Stethoscope vs. ultrasound probe - which is more reliable in children with suspected pneumonia?
Keywords:Pneumonia, Children, Ultrasound, Auscultation

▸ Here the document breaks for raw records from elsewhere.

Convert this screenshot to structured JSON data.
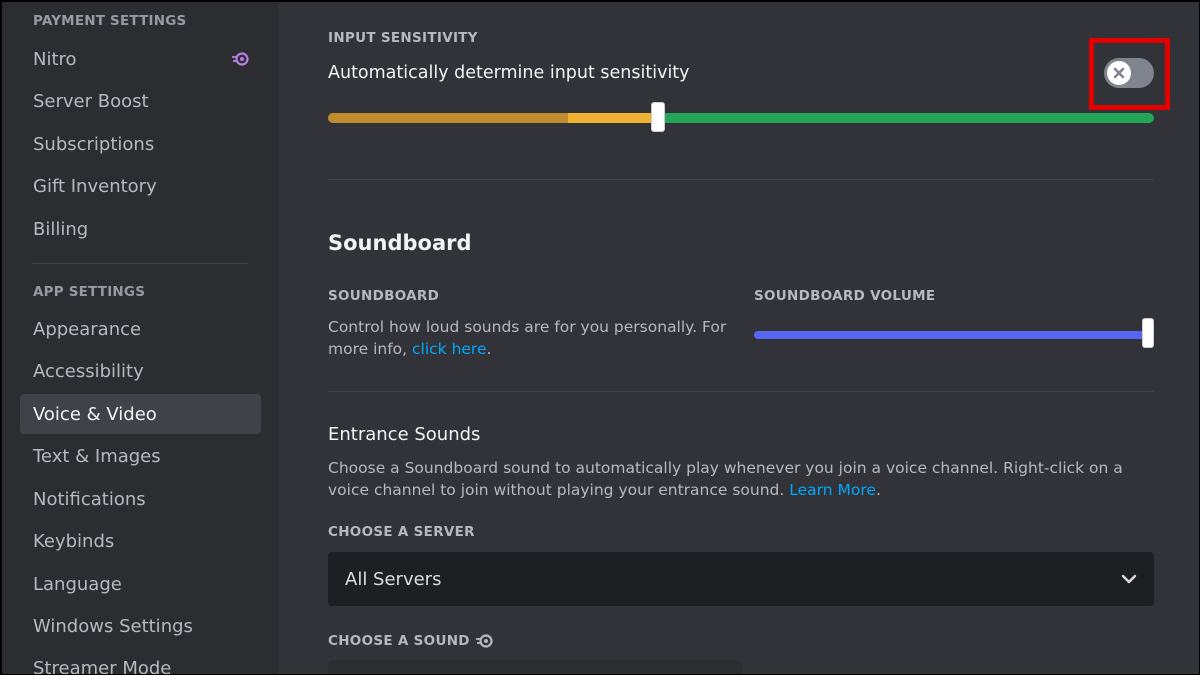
{
  "sidebar": {
    "payment_header": "PAYMENT SETTINGS",
    "payment_items": [
      {
        "label": "Nitro"
      },
      {
        "label": "Server Boost"
      },
      {
        "label": "Subscriptions"
      },
      {
        "label": "Gift Inventory"
      },
      {
        "label": "Billing"
      }
    ],
    "app_header": "APP SETTINGS",
    "app_items": [
      {
        "label": "Appearance"
      },
      {
        "label": "Accessibility"
      },
      {
        "label": "Voice & Video",
        "active": true
      },
      {
        "label": "Text & Images"
      },
      {
        "label": "Notifications"
      },
      {
        "label": "Keybinds"
      },
      {
        "label": "Language"
      },
      {
        "label": "Windows Settings"
      },
      {
        "label": "Streamer Mode"
      }
    ]
  },
  "input_sensitivity": {
    "label": "INPUT SENSITIVITY",
    "auto_label": "Automatically determine input sensitivity",
    "auto_enabled": false,
    "slider_value_fraction": 0.4,
    "meter_level_fraction": 0.29
  },
  "soundboard": {
    "title": "Soundboard",
    "label": "SOUNDBOARD",
    "description": "Control how loud sounds are for you personally. For more info, ",
    "link_text": "click here",
    "description_end": ".",
    "volume_label": "SOUNDBOARD VOLUME",
    "volume_fraction": 1.0
  },
  "entrance_sounds": {
    "title": "Entrance Sounds",
    "description": "Choose a Soundboard sound to automatically play whenever you join a voice channel. Right-click on a voice channel to join without playing your entrance sound. ",
    "link_text": "Learn More",
    "description_end": ".",
    "server_label": "CHOOSE A SERVER",
    "server_value": "All Servers",
    "sound_label": "CHOOSE A SOUND"
  },
  "colors": {
    "accent": "#5865f2",
    "link": "#00a8fc",
    "highlight": "#e50000",
    "meter_green": "#23a55a",
    "meter_yellow": "#f0b232"
  }
}
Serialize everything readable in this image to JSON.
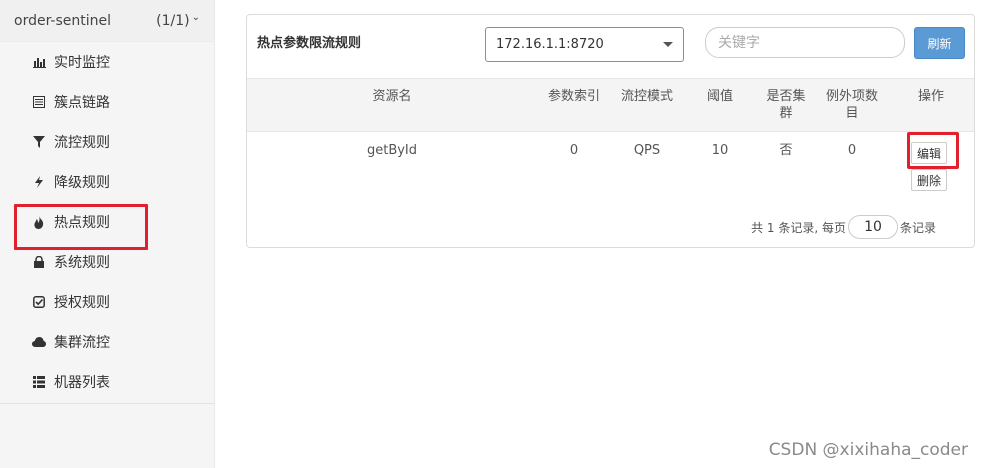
{
  "app": {
    "name": "order-sentinel",
    "count": "(1/1)",
    "chevron": "chevron-down-icon"
  },
  "sidebar": {
    "items": [
      {
        "label": "实时监控",
        "icon": "bar-chart-icon"
      },
      {
        "label": "簇点链路",
        "icon": "list-icon"
      },
      {
        "label": "流控规则",
        "icon": "filter-icon"
      },
      {
        "label": "降级规则",
        "icon": "flash-icon"
      },
      {
        "label": "热点规则",
        "icon": "fire-icon",
        "active": true
      },
      {
        "label": "系统规则",
        "icon": "lock-icon"
      },
      {
        "label": "授权规则",
        "icon": "check-icon"
      },
      {
        "label": "集群流控",
        "icon": "cloud-icon"
      },
      {
        "label": "机器列表",
        "icon": "th-list-icon"
      }
    ]
  },
  "panel": {
    "title": "热点参数限流规则",
    "machine": "172.16.1.1:8720",
    "search_placeholder": "关键字",
    "refresh_label": "刷新"
  },
  "table": {
    "headers": {
      "resource": "资源名",
      "param_index": "参数索引",
      "mode": "流控模式",
      "threshold": "阈值",
      "cluster": "是否集\n群",
      "exceptions": "例外项数\n目",
      "actions": "操作"
    },
    "rows": [
      {
        "resource": "getById",
        "param_index": "0",
        "mode": "QPS",
        "threshold": "10",
        "cluster": "否",
        "exceptions": "0",
        "edit": "编辑",
        "delete": "删除"
      }
    ]
  },
  "pager": {
    "prefix": "共 1 条记录, 每页",
    "page_size": "10",
    "suffix": "条记录"
  },
  "watermark": "CSDN @xixihaha_coder",
  "colors": {
    "accent": "#5b9bd5",
    "highlight": "#e0212d"
  }
}
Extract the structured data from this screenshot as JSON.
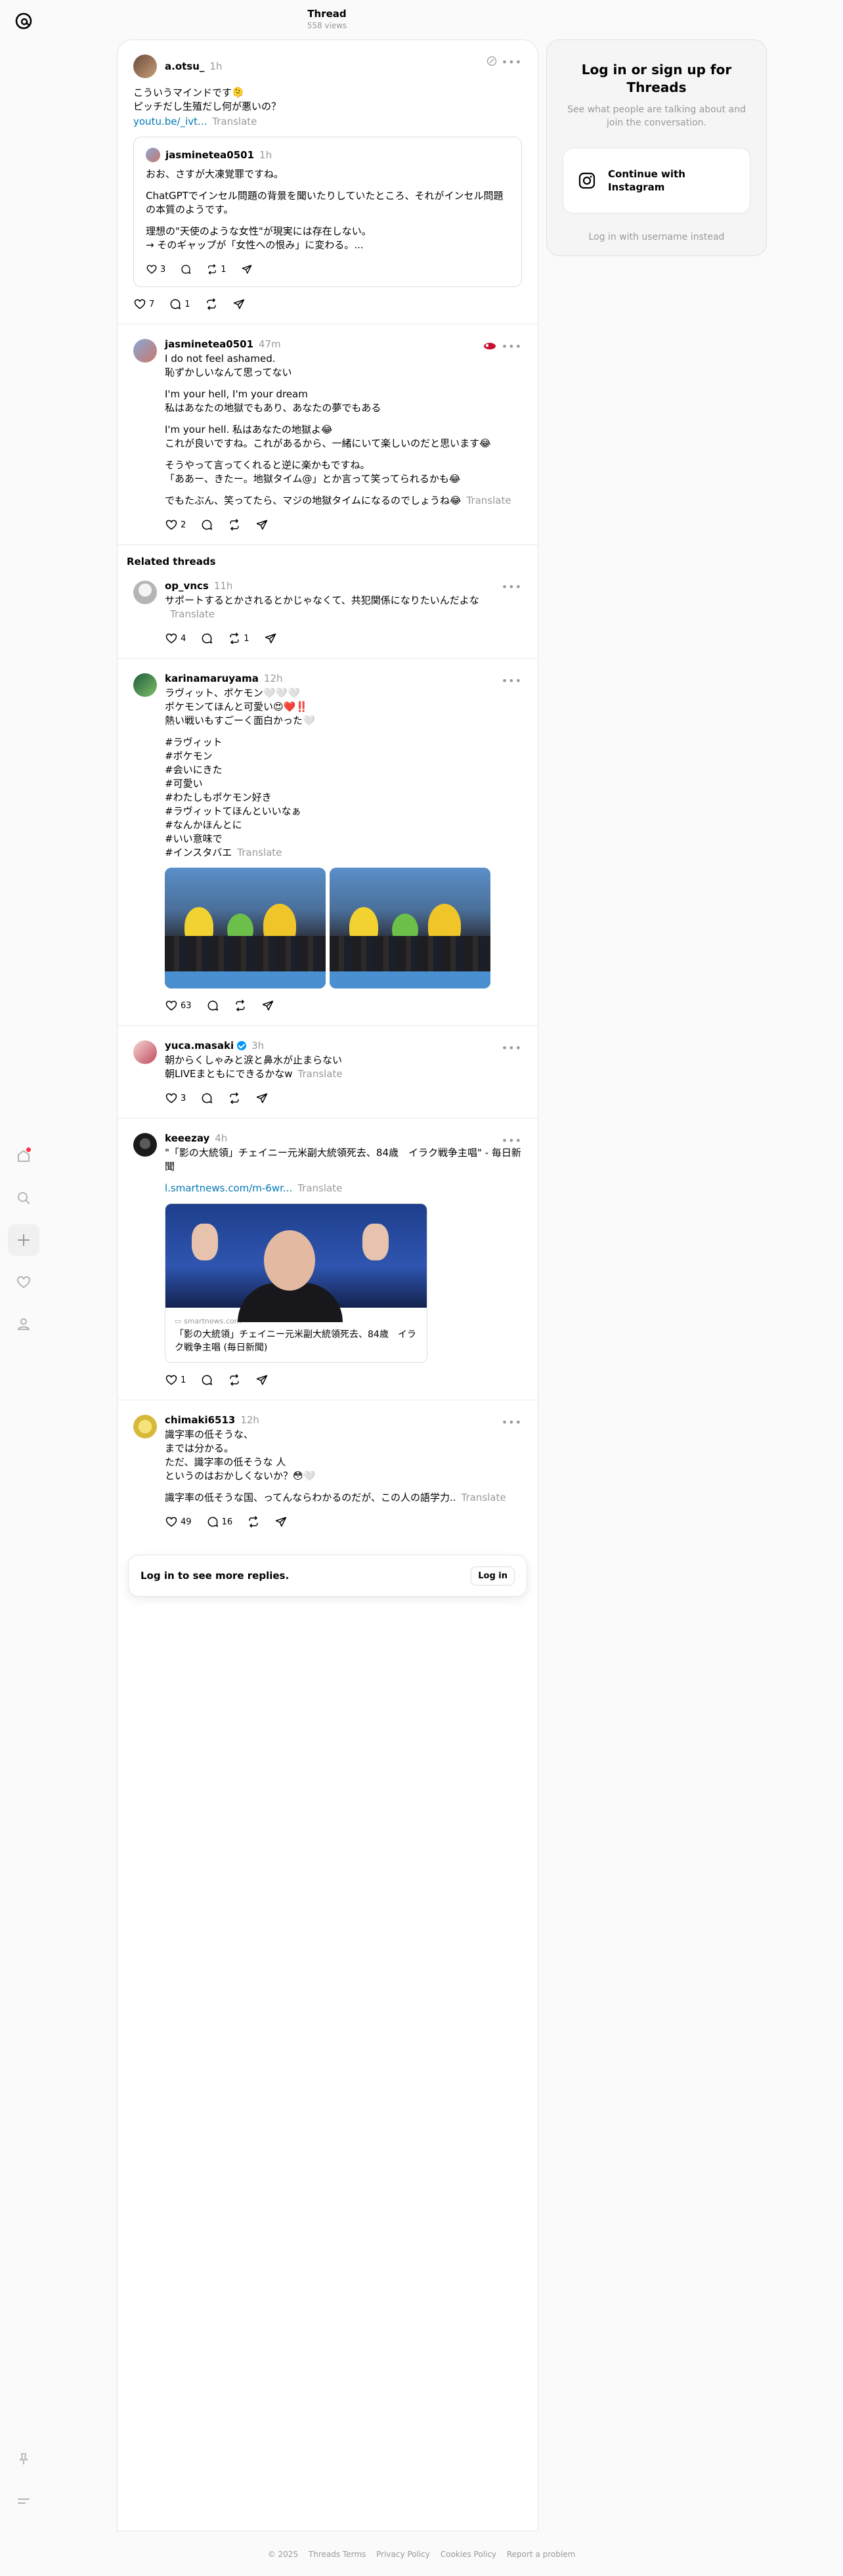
{
  "header": {
    "title": "Thread",
    "views": "558 views"
  },
  "main_post": {
    "user": "a.otsu_",
    "time": "1h",
    "text": "こういうマインドです🫠\nピッチだし生殖だし何が悪いの？",
    "link": "youtu.be/_ivt...",
    "translate": "Translate",
    "quote": {
      "user": "jasminetea0501",
      "time": "1h",
      "p1": "おお、さすが大凍覚罪ですね。",
      "p2": "ChatGPTでインセル問題の背景を聞いたりしていたところ、それがインセル問題の本質のようです。",
      "p3": "理想の\"天使のような女性\"が現実には存在しない。\n→ そのギャップが「女性への恨み」に変わる。...",
      "likes": "3",
      "replies": "",
      "reposts": "1"
    },
    "likes": "7",
    "replies": "1"
  },
  "reply_post": {
    "user": "jasminetea0501",
    "time": "47m",
    "p1": "I do not feel ashamed.\n恥ずかしいなんて思ってない",
    "p2": "I'm your hell, I'm your dream\n私はあなたの地獄でもあり、あなたの夢でもある",
    "p3": "I'm your hell. 私はあなたの地獄よ😂\nこれが良いですね。これがあるから、一緒にいて楽しいのだと思います😂",
    "p4": "そうやって言ってくれると逆に楽かもですね。\n「ああー、きたー。地獄タイム@」とか言って笑ってられるかも😂",
    "p5": "でもたぶん、笑ってたら、マジの地獄タイムになるのでしょうね😂",
    "translate": "Translate",
    "likes": "2"
  },
  "related_label": "Related threads",
  "related": [
    {
      "user": "op_vncs",
      "time": "11h",
      "text": "サポートするとかされるとかじゃなくて、共犯関係になりたいんだよな",
      "translate": "Translate",
      "likes": "4",
      "reposts": "1"
    },
    {
      "user": "karinamaruyama",
      "time": "12h",
      "p1": "ラヴィット、ポケモン🤍🤍🤍\nポケモンてほんと可愛い😍❤️‼️\n熱い戦いもすごーく面白かった🤍",
      "p2": "#ラヴィット\n#ポケモン\n#会いにきた\n#可愛い\n#わたしもポケモン好き\n#ラヴィットてほんといいなぁ\n#なんかほんとに\n#いい意味で\n#インスタバエ",
      "translate": "Translate",
      "likes": "63"
    },
    {
      "user": "yuca.masaki",
      "time": "3h",
      "text": "朝からくしゃみと涙と鼻水が止まらない\n朝LIVEまともにできるかなw",
      "translate": "Translate",
      "likes": "3"
    },
    {
      "user": "keeezay",
      "time": "4h",
      "text": "\"「影の大統領」チェイニー元米副大統領死去、84歳　イラク戦争主唱\" - 毎日新聞",
      "link": "l.smartnews.com/m-6wr...",
      "translate": "Translate",
      "card_domain": "smartnews.com",
      "card_title": "「影の大統領」チェイニー元米副大統領死去、84歳　イラク戦争主唱 (毎日新聞)",
      "likes": "1"
    },
    {
      "user": "chimaki6513",
      "time": "12h",
      "p1": "識字率の低そうな、\nまでは分かる。\nただ、識字率の低そうな 人\nというのはおかしくないか？😳🤍",
      "p2": "識字率の低そうな国、ってんならわかるのだが、この人の語学力..",
      "translate": "Translate",
      "likes": "49",
      "replies": "16"
    }
  ],
  "login_more": {
    "text": "Log in to see more replies.",
    "button": "Log in"
  },
  "panel": {
    "title": "Log in or sign up for Threads",
    "desc": "See what people are talking about and join the conversation.",
    "instagram": "Continue with Instagram",
    "alt": "Log in with username instead"
  },
  "footer": [
    "© 2025",
    "Threads Terms",
    "Privacy Policy",
    "Cookies Policy",
    "Report a problem"
  ]
}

Objective. To compare lung ultrasound (LUS) with auscultation findings in children with clinical suspicion of pneumonia. Patients and methods. A prospective study including 95 patients (age: from 2 months to 17.5 years; mean age: 5.1 y, SD 4.5 y) with referral diagnosis of suspected pneumonia. In all patients LUS and auscultatory examinations were performed within an hour. These findings were compared separately in each hemithorax. The radiologist performing LUS was blinded to the patient’s clinical information. Positive auscultatory findings included: crackles and/or abnormal breath sounds (decreased, asymmetric, absent, or bronchial). For LUS examinations a combined transthoracic – transabdominal approach was used. A pneumonia-positive LUS finding included subpleural consolidation with air-bronchogram, or an adjacent area of interstitial edema. For each subpleural consolidation the cranio-caudal (CC) diameter was measured, and 95% confidence intervals (CI) of the sizes of subpleural consolidations for positive and negative auscultatory findings were compared. The p-value between LUS and auscultation was calculated using McNemar’s test. Results. LUS and auscultation showed pneumonia-positive findings in 98 and 64 hemithoraces, i.e. in 67 and 45 patients respectively. In positive auscultatory findings the CI for CC diameters of subpleural consolidations ranged from 32.46 to 54.14 mm, and in negative auscultatory findings the CI was between 16.52 and 29.83 mm, which showed a statistically significant difference. McNemar’s test showed a statistically significant difference between LUS and auscultation. Conclusions. LUS showed positive findings in more hemithoraces than auscultation in children with suspected pneumonia. A cranio-caudal size of subpleural consolidation of less than 30 mm significantly reduces the possibility of auscultatory detection.